Requirement
Each line containing the string "评论用户时间占比环形饼状图" should be copied out of the entries.

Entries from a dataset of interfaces
..............................
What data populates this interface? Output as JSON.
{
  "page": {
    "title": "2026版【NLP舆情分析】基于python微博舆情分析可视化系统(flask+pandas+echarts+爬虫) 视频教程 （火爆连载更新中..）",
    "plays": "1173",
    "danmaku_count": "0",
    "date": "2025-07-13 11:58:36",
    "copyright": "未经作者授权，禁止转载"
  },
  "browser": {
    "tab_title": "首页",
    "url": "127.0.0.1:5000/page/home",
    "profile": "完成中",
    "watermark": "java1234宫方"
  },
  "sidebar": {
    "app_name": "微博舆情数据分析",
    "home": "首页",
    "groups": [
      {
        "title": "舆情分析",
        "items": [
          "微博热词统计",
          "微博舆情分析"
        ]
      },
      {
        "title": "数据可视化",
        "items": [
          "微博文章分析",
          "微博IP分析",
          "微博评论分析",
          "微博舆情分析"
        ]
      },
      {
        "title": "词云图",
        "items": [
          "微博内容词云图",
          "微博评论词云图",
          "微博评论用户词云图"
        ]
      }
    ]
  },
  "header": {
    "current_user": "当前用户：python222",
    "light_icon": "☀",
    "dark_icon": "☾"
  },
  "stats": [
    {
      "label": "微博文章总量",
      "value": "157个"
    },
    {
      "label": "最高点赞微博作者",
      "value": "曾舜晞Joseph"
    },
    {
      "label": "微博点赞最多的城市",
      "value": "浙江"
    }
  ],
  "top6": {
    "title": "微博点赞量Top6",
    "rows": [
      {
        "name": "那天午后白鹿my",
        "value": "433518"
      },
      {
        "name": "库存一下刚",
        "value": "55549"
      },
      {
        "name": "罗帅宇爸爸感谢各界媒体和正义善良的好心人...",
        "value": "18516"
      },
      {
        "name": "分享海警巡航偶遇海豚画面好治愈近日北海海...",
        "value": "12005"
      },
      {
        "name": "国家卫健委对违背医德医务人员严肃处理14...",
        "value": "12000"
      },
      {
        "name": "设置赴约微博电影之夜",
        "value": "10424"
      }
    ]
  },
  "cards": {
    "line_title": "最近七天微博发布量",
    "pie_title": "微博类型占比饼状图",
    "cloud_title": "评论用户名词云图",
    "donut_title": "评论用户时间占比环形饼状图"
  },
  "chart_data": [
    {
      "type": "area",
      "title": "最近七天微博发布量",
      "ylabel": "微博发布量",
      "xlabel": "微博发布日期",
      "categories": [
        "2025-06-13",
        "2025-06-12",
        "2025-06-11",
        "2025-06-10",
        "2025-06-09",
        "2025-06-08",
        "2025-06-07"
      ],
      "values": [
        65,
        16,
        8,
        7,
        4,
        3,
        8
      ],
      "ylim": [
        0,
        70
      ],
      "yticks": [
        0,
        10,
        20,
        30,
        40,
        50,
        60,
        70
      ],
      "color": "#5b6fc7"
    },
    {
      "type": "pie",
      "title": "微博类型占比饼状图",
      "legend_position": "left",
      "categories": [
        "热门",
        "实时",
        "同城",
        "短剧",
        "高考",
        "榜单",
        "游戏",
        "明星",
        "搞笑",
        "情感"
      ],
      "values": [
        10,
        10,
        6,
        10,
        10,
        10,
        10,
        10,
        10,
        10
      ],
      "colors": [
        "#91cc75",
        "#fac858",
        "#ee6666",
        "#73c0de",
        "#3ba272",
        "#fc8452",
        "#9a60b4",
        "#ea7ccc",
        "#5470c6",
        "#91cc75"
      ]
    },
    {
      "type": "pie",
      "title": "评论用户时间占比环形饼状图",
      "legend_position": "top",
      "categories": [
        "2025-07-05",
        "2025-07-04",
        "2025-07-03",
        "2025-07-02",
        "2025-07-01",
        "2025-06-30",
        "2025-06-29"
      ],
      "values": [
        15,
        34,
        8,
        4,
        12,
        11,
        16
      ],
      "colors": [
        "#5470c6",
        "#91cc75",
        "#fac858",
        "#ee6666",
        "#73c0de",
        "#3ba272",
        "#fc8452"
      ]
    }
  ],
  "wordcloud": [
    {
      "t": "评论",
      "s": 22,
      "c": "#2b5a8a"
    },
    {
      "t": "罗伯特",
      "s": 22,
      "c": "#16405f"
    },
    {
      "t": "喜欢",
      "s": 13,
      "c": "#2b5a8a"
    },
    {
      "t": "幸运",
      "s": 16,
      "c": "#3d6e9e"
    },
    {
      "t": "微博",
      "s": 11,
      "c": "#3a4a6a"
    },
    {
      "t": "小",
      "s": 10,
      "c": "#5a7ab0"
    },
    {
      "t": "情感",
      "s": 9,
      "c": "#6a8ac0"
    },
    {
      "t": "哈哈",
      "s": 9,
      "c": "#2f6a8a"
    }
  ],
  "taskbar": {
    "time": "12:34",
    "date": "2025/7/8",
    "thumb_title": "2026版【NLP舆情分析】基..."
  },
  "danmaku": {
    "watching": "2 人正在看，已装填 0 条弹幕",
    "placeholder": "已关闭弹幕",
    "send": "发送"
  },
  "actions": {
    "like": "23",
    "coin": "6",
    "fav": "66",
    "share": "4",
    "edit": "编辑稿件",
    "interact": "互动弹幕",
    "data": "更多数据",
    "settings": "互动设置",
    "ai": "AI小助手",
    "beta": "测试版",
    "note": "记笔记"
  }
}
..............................
Written solution
    "donut_title": "评论用户时间占比环形饼状图"
      "title": "评论用户时间占比环形饼状图",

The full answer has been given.